I was born and raised in metro Detroit.
I did spend a year in the UK as an exchange student my junior year in college and I returned for six months with a work visa following my graduation with a highly lucrative diploma as an independent major in theater studies. But my supposed Englishness manifested itself long before that. When I was still in high school a friend of mine said, “You have a very British sense of humor.”
I said, “What do you mean a British sense of humor?”
She said, “You know, dry and not very funny.”
This remains one of the best things that has ever been said about my writing. I love its unintentional humor so much that I have tried to use this in biographical blurbs a number of times. The marketing folks at my various publishers, as if to prove the point, always ask me to cut it out.
“You can’t say that you’re not very funny.”
Of course not. I am frightfully droll.
I cannot be sure, of course, that my high school friends should be cited as as authorities on things British. Another friend of mine around this time noticed that I had two copies of the Adam and the Ants album Prince Charming. One was the regular U.S. release, the other was the U.K. import with a gatefold sleeve. She asked me what the difference was between the two albums and I told her that one of them was British.
“It’s British?” she asked with what seemed like too much excitement.
“You man they’re singing in British?”
“Can I hear it?”
I put the record on and she looked crestfallen. “They’re just singing in English,” she said. She thought I had been playing a joke on her.
To be clear, it is not only Americans who have trouble with this kind of thing. When I was in London once, I was visiting a friend’s family. The mother was watching Starsky and Hutch on TV. She asked where I was from. I said, “Michigan.” She squinted and asked if we had Starsky and Hutch in my country.
Americans pronounce Michigan as though it were spelled with an “sh” in the middle. In England, they insist upon pronouncing it as it is spelled– even though they pronounce Worchestershire as if there were basically no distinct letters in the middle of the word at all.
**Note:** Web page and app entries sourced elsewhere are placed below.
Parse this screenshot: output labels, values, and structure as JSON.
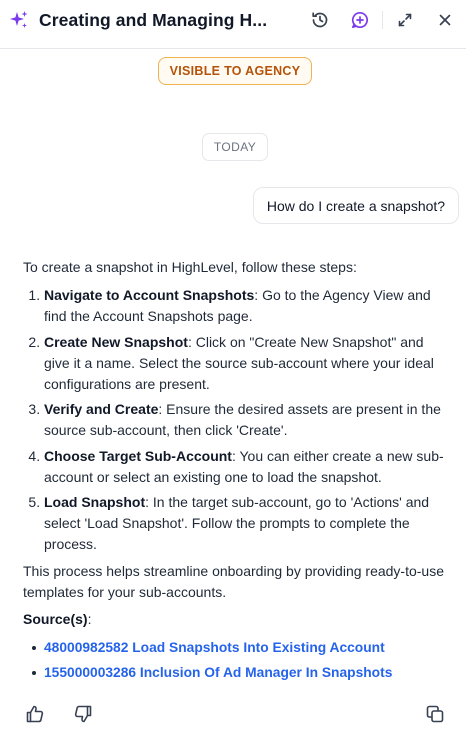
{
  "header": {
    "title": "Creating and Managing H...",
    "icons": [
      "sparkle-icon",
      "history-icon",
      "new-chat-icon",
      "expand-icon",
      "close-icon"
    ],
    "accent_color": "#7c3aed"
  },
  "visibility_badge": "VISIBLE TO AGENCY",
  "date_divider": "TODAY",
  "user_message": "How do I create a snapshot?",
  "answer": {
    "intro": "To create a snapshot in HighLevel, follow these steps:",
    "steps": [
      {
        "title": "Navigate to Account Snapshots",
        "text": ": Go to the Agency View and find the Account Snapshots page."
      },
      {
        "title": "Create New Snapshot",
        "text": ": Click on \"Create New Snapshot\" and give it a name. Select the source sub-account where your ideal configurations are present."
      },
      {
        "title": "Verify and Create",
        "text": ": Ensure the desired assets are present in the source sub-account, then click 'Create'."
      },
      {
        "title": "Choose Target Sub-Account",
        "text": ": You can either create a new sub-account or select an existing one to load the snapshot."
      },
      {
        "title": "Load Snapshot",
        "text": ": In the target sub-account, go to 'Actions' and select 'Load Snapshot'. Follow the prompts to complete the process."
      }
    ],
    "outro": "This process helps streamline onboarding by providing ready-to-use templates for your sub-accounts.",
    "sources_label": "Source(s)",
    "sources_colon": ":",
    "sources": [
      "48000982582 Load Snapshots Into Existing Account",
      "155000003286 Inclusion Of Ad Manager In Snapshots"
    ]
  },
  "footer": {
    "icons": [
      "thumbs-up-icon",
      "thumbs-down-icon",
      "copy-icon"
    ]
  }
}
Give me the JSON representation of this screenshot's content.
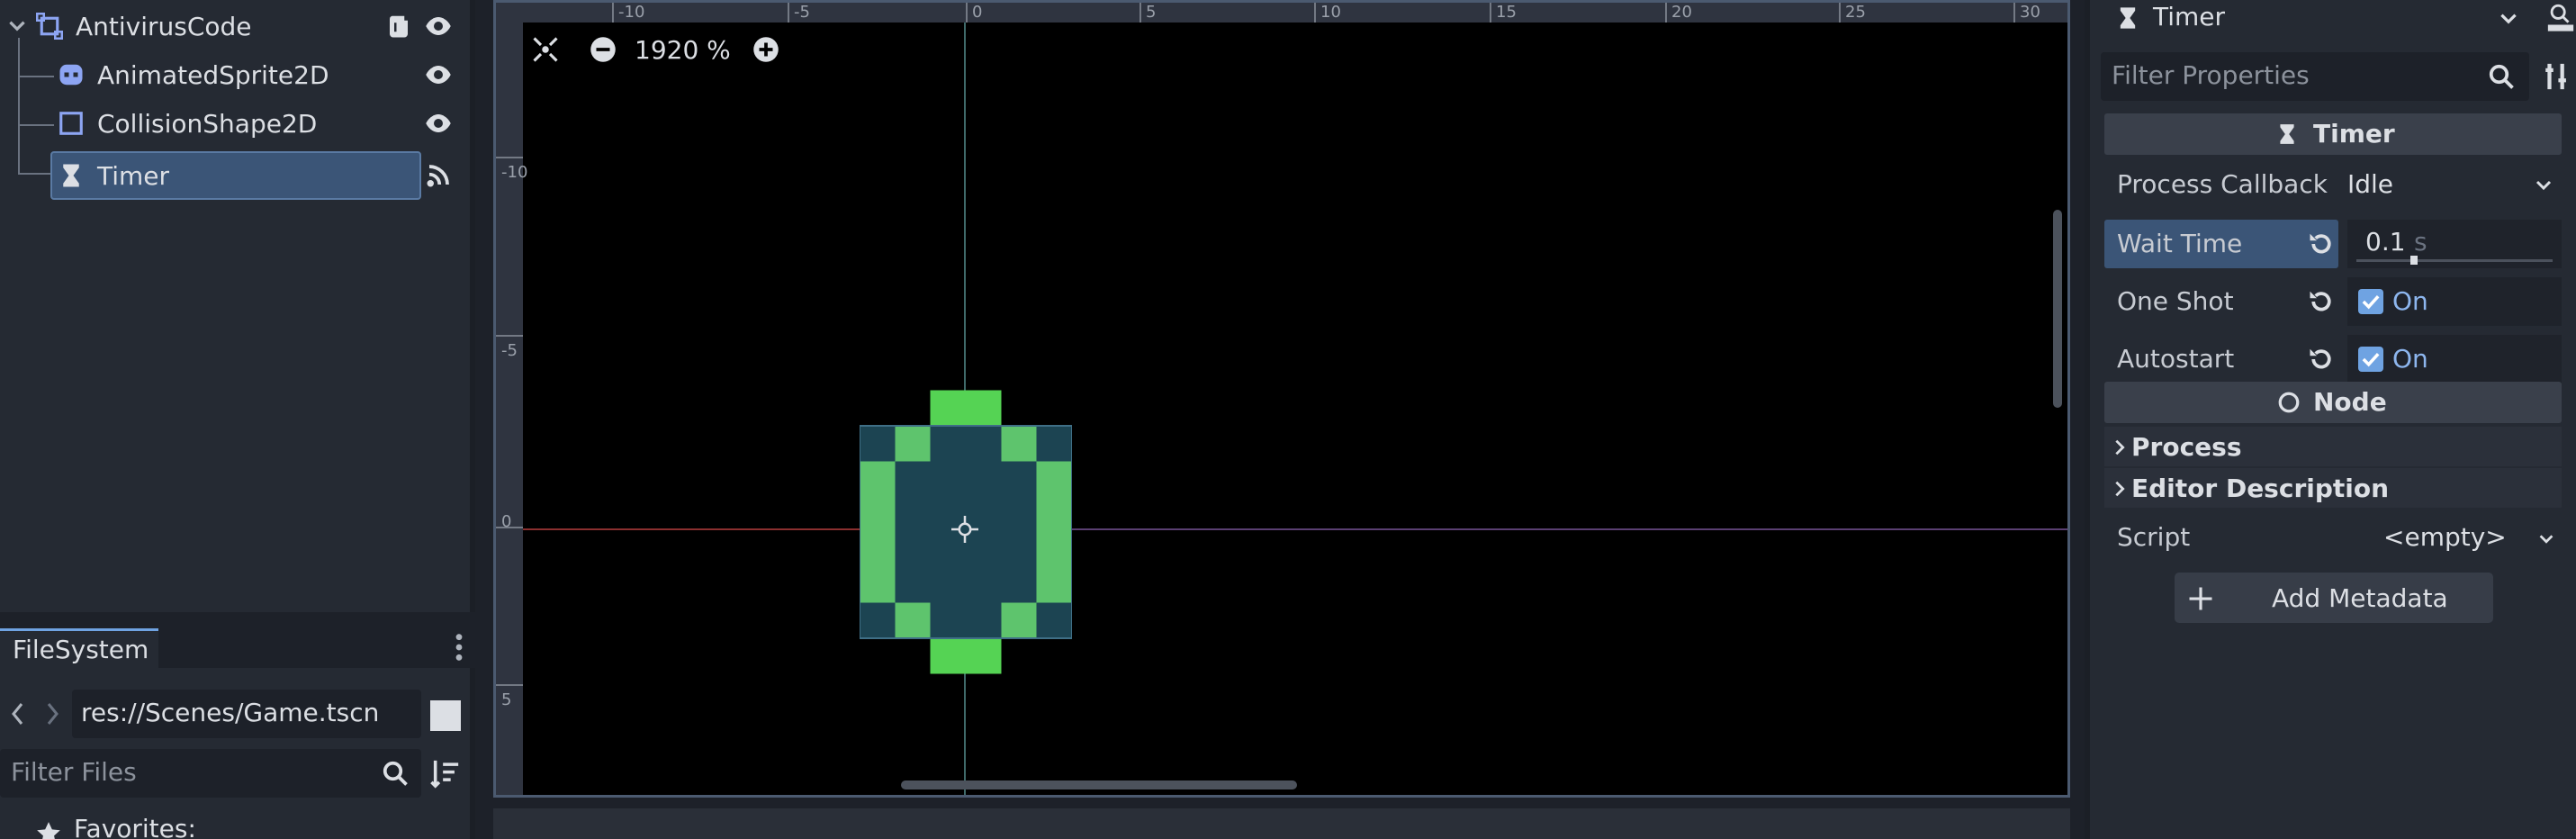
{
  "scene_tree": {
    "root": "AntivirusCode",
    "children": [
      "AnimatedSprite2D",
      "CollisionShape2D",
      "Timer"
    ],
    "selected": "Timer"
  },
  "filesystem": {
    "tab": "FileSystem",
    "path": "res://Scenes/Game.tscn",
    "filter_placeholder": "Filter Files",
    "favorites": "Favorites:"
  },
  "viewport": {
    "zoom": "1920 %",
    "ruler_top_ticks": [
      "-10",
      "-5",
      "0",
      "5",
      "10",
      "15",
      "20",
      "25",
      "30"
    ],
    "ruler_left_ticks": [
      "-10",
      "-5",
      "0",
      "5"
    ]
  },
  "inspector": {
    "node_type": "Timer",
    "filter_placeholder": "Filter Properties",
    "section_timer": "Timer",
    "process_callback_label": "Process Callback",
    "process_callback_value": "Idle",
    "wait_time_label": "Wait Time",
    "wait_time_value": "0.1",
    "wait_time_unit": "s",
    "one_shot_label": "One Shot",
    "one_shot_value": "On",
    "autostart_label": "Autostart",
    "autostart_value": "On",
    "section_node": "Node",
    "process_label": "Process",
    "editor_description_label": "Editor Description",
    "script_label": "Script",
    "script_value": "<empty>",
    "add_metadata": "Add Metadata"
  },
  "colors": {
    "accent": "#6fa3e2",
    "sprite_light": "#5ec46d",
    "sprite_dark": "#1c4452",
    "sprite_top": "#55d354"
  }
}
She had no idea what this “Mishigan” place was.
I have finally had the opportunity to put my mock-Englishness to use in my forthcoming novel Identity Theft. The novel tells the story of a British pop star who goes by the stage name Blast and a young man who works in his office. The office worker, Ethan, poses as his boss online and starts flirting with a fan in e-mail and chats. I had to create two voices, one a young American who pretends to be English and is comically inept and the other a real Englishman who has been living in Los Angeles for a decade and whose dialect, with any luck, does not elicit laughs. For this I enlisted the help of a couple of real live British-speaking English type people to help me edit my Americanisms out of Blast’s speech. A few slip in– you see– I’m American.
But this time around I will be especially pleased– chuffed– if a review of the novel begins,”British author Laura Lee has chosen “identity” as the theme for his second novel…”
See you on the flip side, Laura!